Also, over time, our circles get smaller. The people that you can have those deep conversations with amount to small groups of maybe three to five people. The frequency of meeting up also drops.
In general, the topics that populate those conversations are very practical considerations: How do you make a living? How do you succeed? How do you compete? We talk about schools that our kids can go to or buying a house or flat. They centre on optimising life in Singapore, rather than talking about where we are at personally. There’s little space for reflection or introspection.
What is your inspiration for Smol Tok?
I think it is about Jesus Himself. Jesus uses questions and humour to great effect, with plays of irony. He asks questions and lets it land on people to see how they would respond. He is masterful at using questions to get people to look at their own values and behaviours.

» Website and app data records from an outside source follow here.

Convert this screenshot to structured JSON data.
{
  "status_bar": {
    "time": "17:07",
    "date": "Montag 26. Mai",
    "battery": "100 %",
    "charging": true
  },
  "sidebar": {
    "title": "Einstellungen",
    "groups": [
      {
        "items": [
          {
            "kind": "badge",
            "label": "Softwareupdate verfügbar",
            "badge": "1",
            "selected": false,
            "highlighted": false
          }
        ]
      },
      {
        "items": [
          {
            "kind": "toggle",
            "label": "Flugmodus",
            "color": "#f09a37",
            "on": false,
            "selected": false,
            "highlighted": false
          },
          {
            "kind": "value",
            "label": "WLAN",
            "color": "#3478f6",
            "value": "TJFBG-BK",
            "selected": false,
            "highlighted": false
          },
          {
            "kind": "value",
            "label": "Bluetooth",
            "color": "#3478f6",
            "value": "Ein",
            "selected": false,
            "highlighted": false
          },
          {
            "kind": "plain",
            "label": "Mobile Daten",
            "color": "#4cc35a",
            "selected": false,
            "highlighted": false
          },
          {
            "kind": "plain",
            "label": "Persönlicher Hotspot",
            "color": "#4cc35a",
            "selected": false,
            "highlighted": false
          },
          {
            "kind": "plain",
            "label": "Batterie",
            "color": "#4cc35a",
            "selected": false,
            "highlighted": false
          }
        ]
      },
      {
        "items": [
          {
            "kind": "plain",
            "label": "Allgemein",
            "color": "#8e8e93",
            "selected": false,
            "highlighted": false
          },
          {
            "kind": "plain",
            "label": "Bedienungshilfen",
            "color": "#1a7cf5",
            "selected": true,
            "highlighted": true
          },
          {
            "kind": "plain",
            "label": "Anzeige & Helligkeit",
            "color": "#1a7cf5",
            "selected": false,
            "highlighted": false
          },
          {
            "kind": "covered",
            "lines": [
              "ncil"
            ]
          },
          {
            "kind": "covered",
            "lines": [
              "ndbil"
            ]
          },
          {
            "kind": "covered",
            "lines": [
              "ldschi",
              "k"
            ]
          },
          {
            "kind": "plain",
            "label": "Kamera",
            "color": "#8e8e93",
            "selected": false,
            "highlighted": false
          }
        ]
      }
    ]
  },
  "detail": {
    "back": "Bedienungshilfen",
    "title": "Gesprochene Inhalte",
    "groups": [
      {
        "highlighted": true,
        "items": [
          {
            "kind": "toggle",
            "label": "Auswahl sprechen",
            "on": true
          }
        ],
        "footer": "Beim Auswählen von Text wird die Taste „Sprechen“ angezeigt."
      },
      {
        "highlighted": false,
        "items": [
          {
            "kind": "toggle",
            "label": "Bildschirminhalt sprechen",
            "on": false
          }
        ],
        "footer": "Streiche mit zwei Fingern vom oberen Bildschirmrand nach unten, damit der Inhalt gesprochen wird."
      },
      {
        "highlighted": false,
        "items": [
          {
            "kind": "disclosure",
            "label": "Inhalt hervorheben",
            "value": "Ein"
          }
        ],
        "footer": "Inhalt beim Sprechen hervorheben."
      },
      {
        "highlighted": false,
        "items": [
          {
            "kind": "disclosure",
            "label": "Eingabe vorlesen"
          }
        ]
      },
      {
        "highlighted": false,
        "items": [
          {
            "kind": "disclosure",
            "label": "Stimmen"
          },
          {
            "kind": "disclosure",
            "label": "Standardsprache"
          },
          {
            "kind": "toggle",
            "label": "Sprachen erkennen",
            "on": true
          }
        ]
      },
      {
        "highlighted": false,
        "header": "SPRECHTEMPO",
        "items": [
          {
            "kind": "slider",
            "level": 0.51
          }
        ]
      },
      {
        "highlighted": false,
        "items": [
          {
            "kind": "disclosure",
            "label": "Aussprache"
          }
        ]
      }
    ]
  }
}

When He, for example, asked the disciples, “But what about you? Who do you say I am?” [Luke 9:20]. I think that’s a very powerful moment. Imagine yourself as part of the scene, an onlooker, how would you react? Another case in point would be the parable of the Good Samaritan, where Jesus asked, “Who would you say was the neighbour to the man who was attacked?” [Luke 10:36].
Jesus uses rhetorical questions to such great effect.
What is your greatest hope for Singapore in relation to Smol Tok?
I hope to see a change in behaviour. The answers to life’s questions are not found in a Google search. I want to see people from different backgrounds — from someone who lives in a rental flat to someone who drives a Jaguar to a politician — actually talk on equal terms and not have that stratification. Can we include everyone in the conversation? Everyone’s experiences are valid and need to be considered, especially in a country this small. No single person has all the answers. Right now, to be included in the conversation, you must have certain qualifications or credentials.
I also hope to see a change in perception towards the idea of asking questions. Our society values the right answers over the right questions. Right now, our questions revolve around: How do I make the most money? How do I make the best HDB flat purchase? How can I score the next promotion? A young person would ask questions like: How can I get better results? Which school should I apply for?
But if I could live my life all over again as a young person, the questions I ask would be quite different: How can I fill my life with meaning and purpose? What kind of contribution do I want to make in the future? Where/when do I feel most alive? What kind of work makes me feel that way?
The “why” is just as important as the “how.” Finding ways to be happy and successful in life is great, but that is not the end game. It can’t be. The invitation that Smol Tok offers is to explore what makes life meaningful and purposeful, to discover what you were created for.